[Excerpts from an interface dataset]
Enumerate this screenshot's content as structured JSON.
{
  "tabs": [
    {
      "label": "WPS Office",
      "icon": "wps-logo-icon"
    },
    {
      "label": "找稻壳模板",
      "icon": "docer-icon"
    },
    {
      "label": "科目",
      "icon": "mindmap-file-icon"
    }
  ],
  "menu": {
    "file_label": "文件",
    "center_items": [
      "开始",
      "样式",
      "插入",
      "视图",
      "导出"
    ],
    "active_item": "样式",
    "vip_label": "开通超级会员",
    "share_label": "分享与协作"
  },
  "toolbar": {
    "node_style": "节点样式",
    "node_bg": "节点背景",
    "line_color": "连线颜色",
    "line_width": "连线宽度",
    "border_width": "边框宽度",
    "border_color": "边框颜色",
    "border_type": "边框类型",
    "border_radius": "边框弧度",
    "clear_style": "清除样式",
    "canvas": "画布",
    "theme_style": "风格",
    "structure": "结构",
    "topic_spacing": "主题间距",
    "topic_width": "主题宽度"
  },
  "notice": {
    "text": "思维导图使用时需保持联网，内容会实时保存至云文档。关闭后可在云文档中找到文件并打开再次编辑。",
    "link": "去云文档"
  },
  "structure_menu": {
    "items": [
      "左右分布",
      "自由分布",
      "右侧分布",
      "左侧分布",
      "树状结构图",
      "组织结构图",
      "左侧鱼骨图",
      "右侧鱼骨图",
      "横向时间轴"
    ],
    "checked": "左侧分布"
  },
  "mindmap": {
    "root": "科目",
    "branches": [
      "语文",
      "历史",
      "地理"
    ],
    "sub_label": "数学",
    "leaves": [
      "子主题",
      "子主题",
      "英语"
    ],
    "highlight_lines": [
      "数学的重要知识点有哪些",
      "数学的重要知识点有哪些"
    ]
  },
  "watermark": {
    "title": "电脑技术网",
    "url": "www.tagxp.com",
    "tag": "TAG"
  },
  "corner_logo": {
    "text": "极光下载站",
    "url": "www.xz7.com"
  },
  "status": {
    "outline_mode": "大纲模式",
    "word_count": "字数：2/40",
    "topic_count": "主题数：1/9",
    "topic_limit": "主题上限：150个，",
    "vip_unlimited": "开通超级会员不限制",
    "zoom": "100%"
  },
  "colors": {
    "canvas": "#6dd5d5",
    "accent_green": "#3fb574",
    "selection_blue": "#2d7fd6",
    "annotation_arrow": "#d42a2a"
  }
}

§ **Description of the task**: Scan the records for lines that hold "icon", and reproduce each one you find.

§ **Your solution**:
      "icon": "wps-logo-icon"
      "icon": "docer-icon"
      "icon": "mindmap-file-icon"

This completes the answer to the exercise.